Gig review – Okapi at The Clarence, Hinckley, Saturday 2nd March 2024

Okapi. Photo (c) Kevin Gaughan

Reviewed by Adam Piotrowski

The latest assignment for Music in Leicester sent the music-hungry reviewer and the most accommodating photographer and editor to the far reaches of the county, in the market town of Hinckley. One can find their way to this fair town numerous ways, which I won’t go into just now, as our primary concern is music, not travel, except to say that I walked, as my house is ten minutes up the hill from the Clarence Bar.

While the town lacks a full-time music venue, the naturally curious music lover may find the odd musical performance in one of the pubs, theatres or outdoor spaces. If your thing, is say, country music, then you would be happy to stumble upon Baton Rouge, a few minute walk down Regent Street which specializes in strong cocktails and live music at the weekend.

Since the Clarence opened last year or so, they have been Hinckley well stocked with food and drink, as well as holding regular events such as tapas and tarot evenings, film nights and live music. While the cover acts which regularly entertain crowds on Saturday nights have failed to draw me in, I was happy to come down for some Okapi.

Okapi. Photo (c) Kevin Gaughan

If you find you have a need for booty-shaking Saturday night drinking music, then Okapi will surely satisfy. I have seen a slightly more minimalistic version playing at the Elbow Room House Band on the excellent monthly Jam Night where anyone can pick up an instrument, play some drums or sing a song with friends and/or strangers. But I was keen to see the band in full effect and they definitely did deliver. Their funky grooves seemed to have more space to breathe in the larger performance space and if you wanted to get up on the dance floor, there was plenty of room for that as well.

They opened their set with a cool, sexy, jazzy mid-tempo number which was a nice intro into the rest of their set, which quickly got much more rhythmic, with thumping bass and saw the keyboardist switching to the trombone to accompany the saxophonist. The band’s breadth was impressive as they melded funk, soul, jazz, rock, ska and even hip-hop when the bassist guitarist dropped his instrument to deliver a handful of rap verses.

The music was something to dance to, made better by the responsible enjoyment of alcoholic beverages. Even so, inhibitions further faded when the band played the only other song of the night that had vocals. The song only had and only needed one word, ‘Tequila!’ and I bet you can hear the melody of the horn part tooting away in your head right now.

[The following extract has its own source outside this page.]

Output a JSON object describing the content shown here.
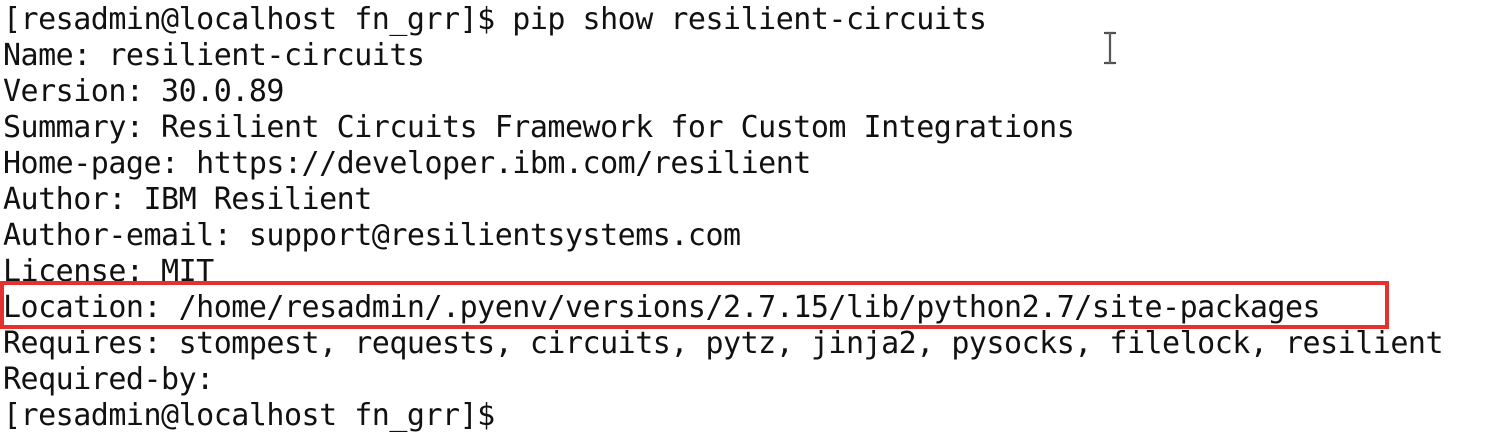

The highlight for me was a song by the name of Speedyhead, which starts with a slow rhodes melody on the keys, before a very fast and very rhythmic breakbeat jumps in followed by the rest of the band. It had that rare balance of sounding frantic and relaxing at the same time as the guitar and sax glided over the top of the beat, elongating the melody and transfixing listeners.

Okapi. Photo (c) Kevin Gaughan

The musicianship of the whole group was top-notch, trading solos and swapping instruments which allowed them to flex their sound and keep people moving all night. Okapi’s ultimate aim is to elevate people through a shared experience of genre-bending music and dance, which I think they are well on their way to achieving.

The band has recently put out a live 5-song EP on Spotify, which was self-recorded and accompanied by a video you can watch on Youtube or their website. They have also been announced to be playing at the Nozstock Festival, an established family event in the lush rural countryside of Herefordshire. Keep an eye out on their socials for further announcements of live shows and recordings.

For more info on the band and venues mentioned, please see below.

Okapi’s Website.

Okapi on Instagram.

Elbow Room Jam Night